Why There Are No Seatbelts on a Train

Have you ever wonder why there are no seatbelts on a train?

I found two reasons online:

One reason is the gradual deceleration of train because of its massive momentum (source):

For the same reason as heavy trucks don’t. A seatbelt is of most use where a collision causes rapid deceleration.
Trains carry so much momentum that they do not stop rapidly, even in very severe collisions.

Guardian

Second reason is a choice to use ie. crashworthy seats instead of seatbelts (source):

Trials with dummies took place with face-to-back ‘crashworthy’ seating currently used on trains, which is designed to deform when struck by the knees or head of the passenger seated behind it.

In simple terms, the observation in the case of two-point lap belts was that the rear passenger’s body rotated around the hips so that the head struck the back of the seat in front in a way that could break the neck.

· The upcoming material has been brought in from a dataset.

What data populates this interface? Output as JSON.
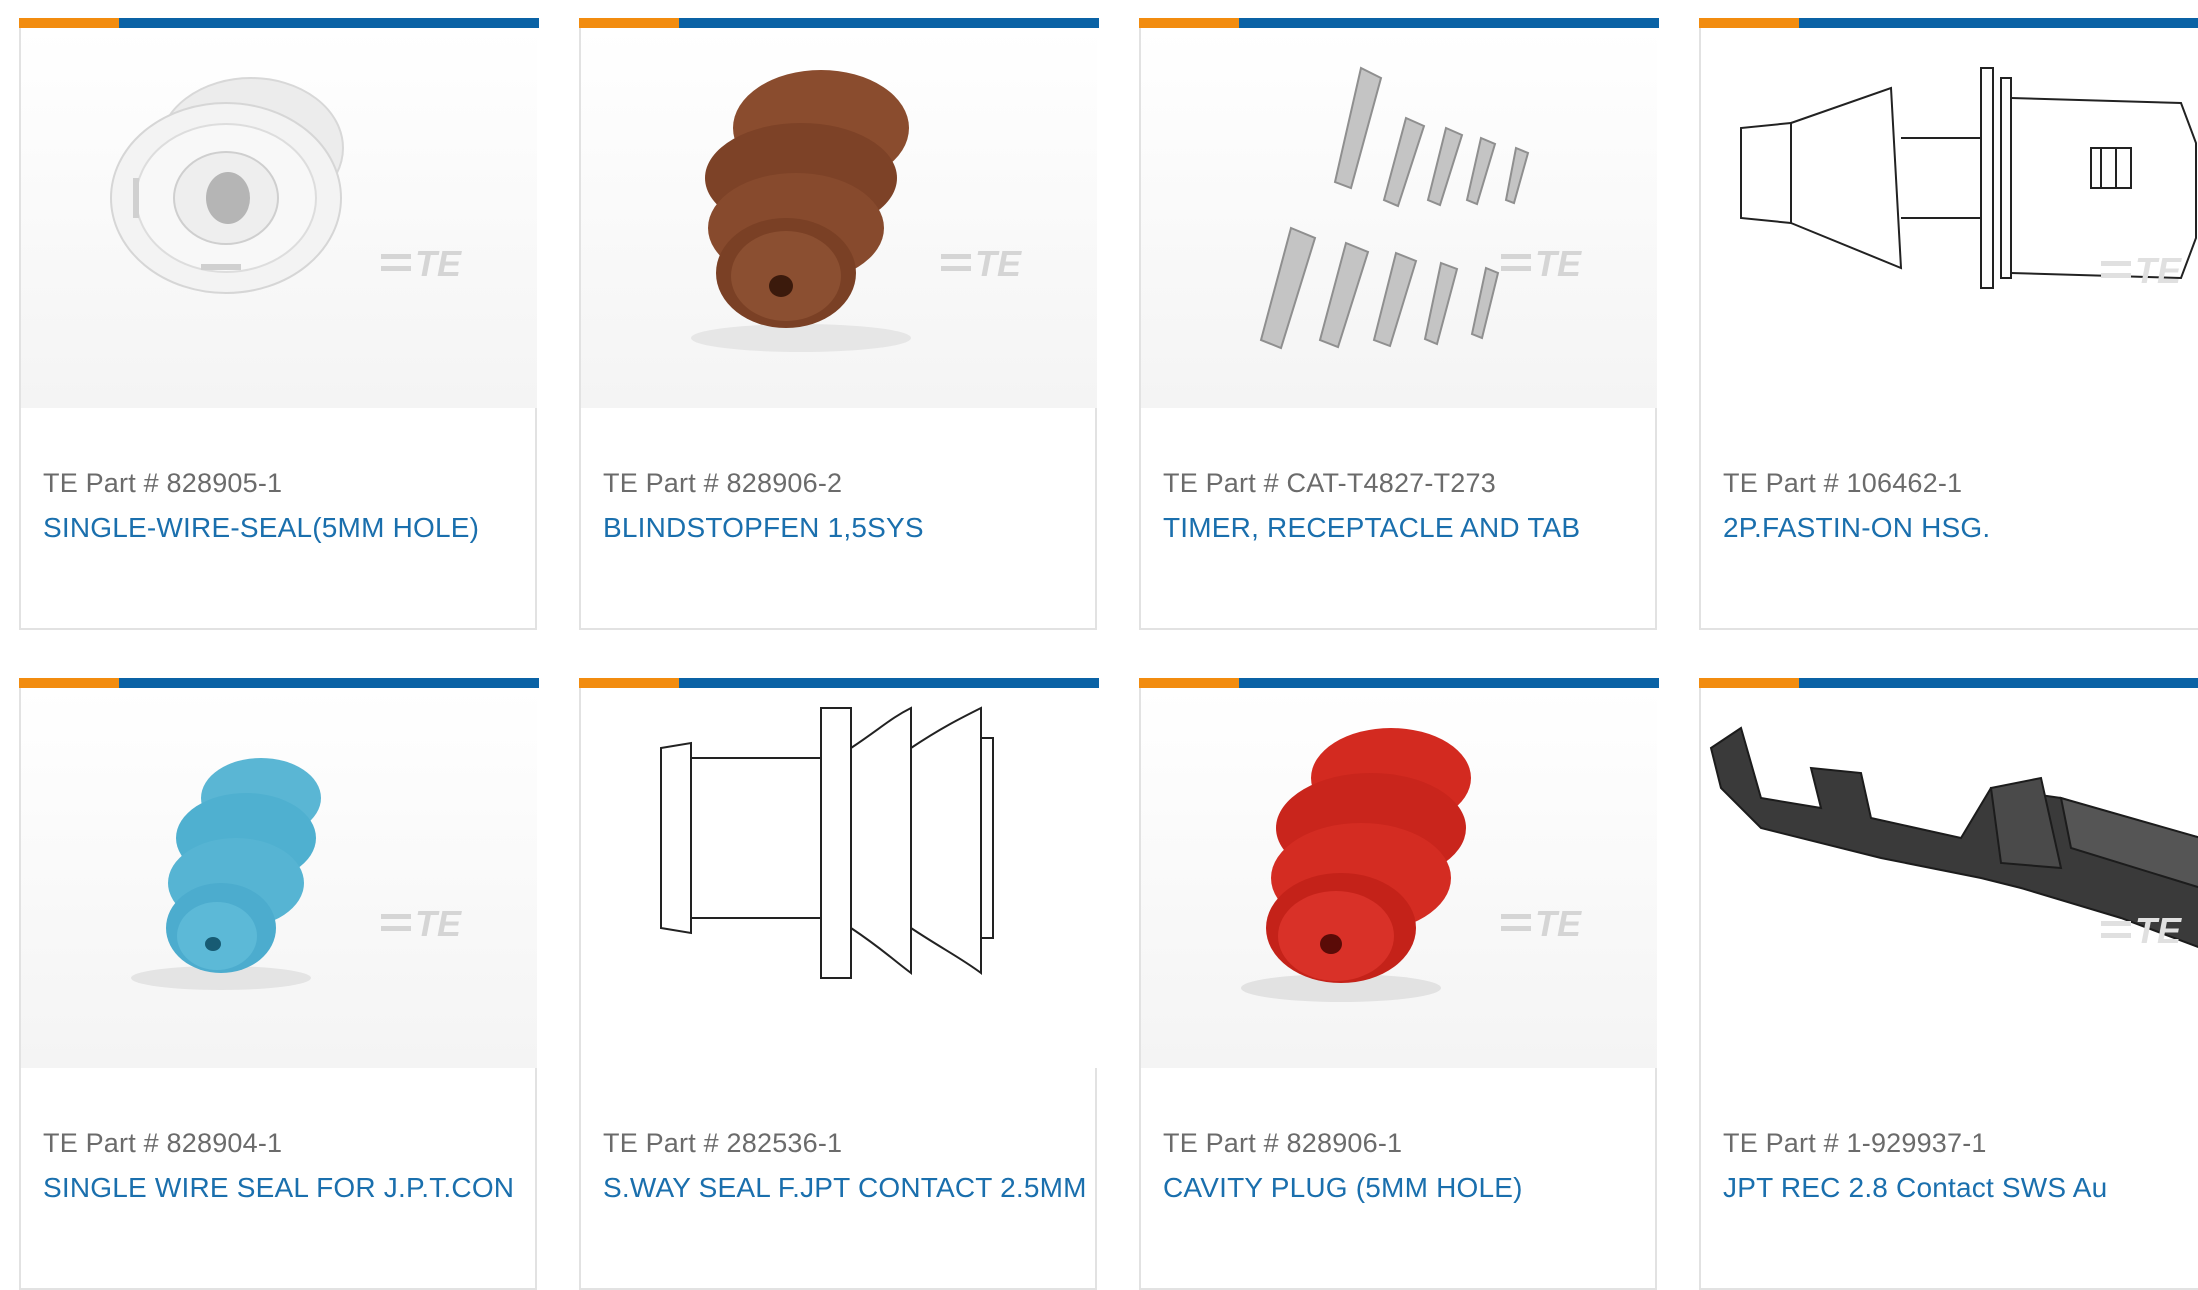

When three-point belts were tried out, it was realised that the crashworthy seats were not strong enough to provide anchorage for the diagonal belt. The result was that a choice had to be made: belts or crashworthy seats?

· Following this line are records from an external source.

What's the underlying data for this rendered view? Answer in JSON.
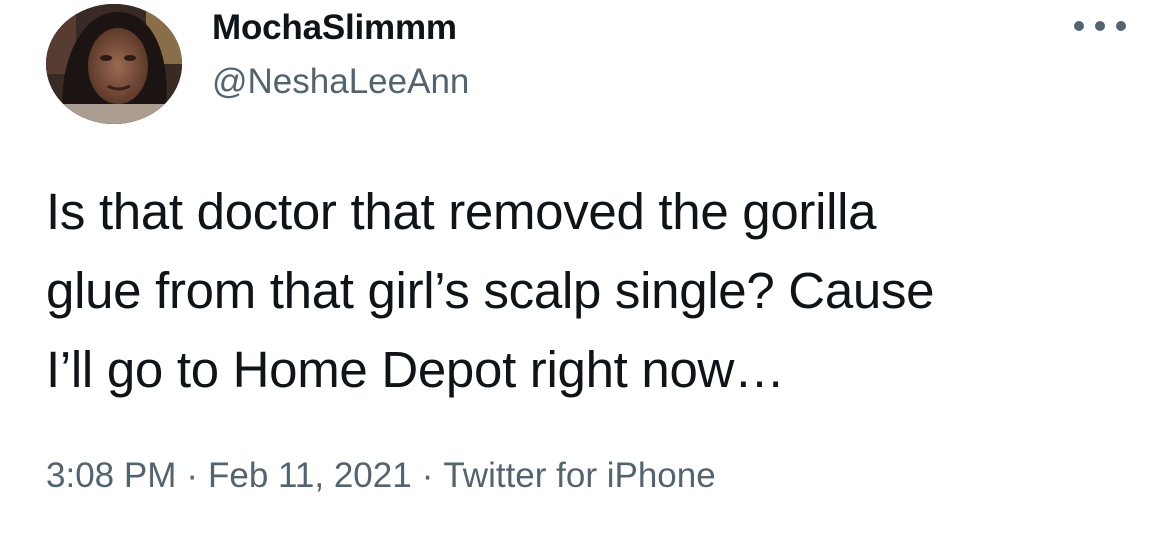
{
  "tweet": {
    "author": {
      "display_name": "MochaSlimmm",
      "handle": "@NeshaLeeAnn",
      "avatar_icon": "profile-photo"
    },
    "more_icon": "ellipsis-icon",
    "text_lines": [
      "Is that doctor that removed the gorilla",
      "glue from that girl’s scalp single? Cause",
      "I’ll go to Home Depot right now…"
    ],
    "time": "3:08 PM",
    "date": "Feb 11, 2021",
    "separator": "·",
    "source": "Twitter for iPhone"
  },
  "colors": {
    "primary_text": "#0f1419",
    "secondary_text": "#536471",
    "background": "#ffffff"
  }
}
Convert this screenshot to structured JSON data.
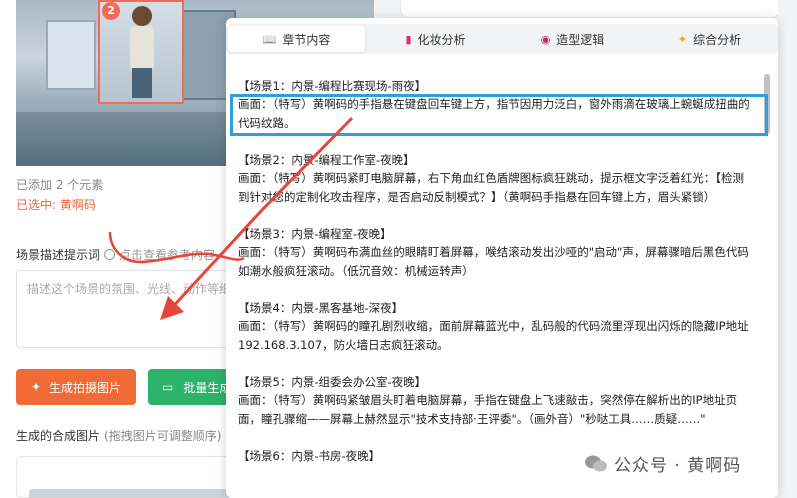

Railway Gazette

Leave a Reply

Your email address will not be published.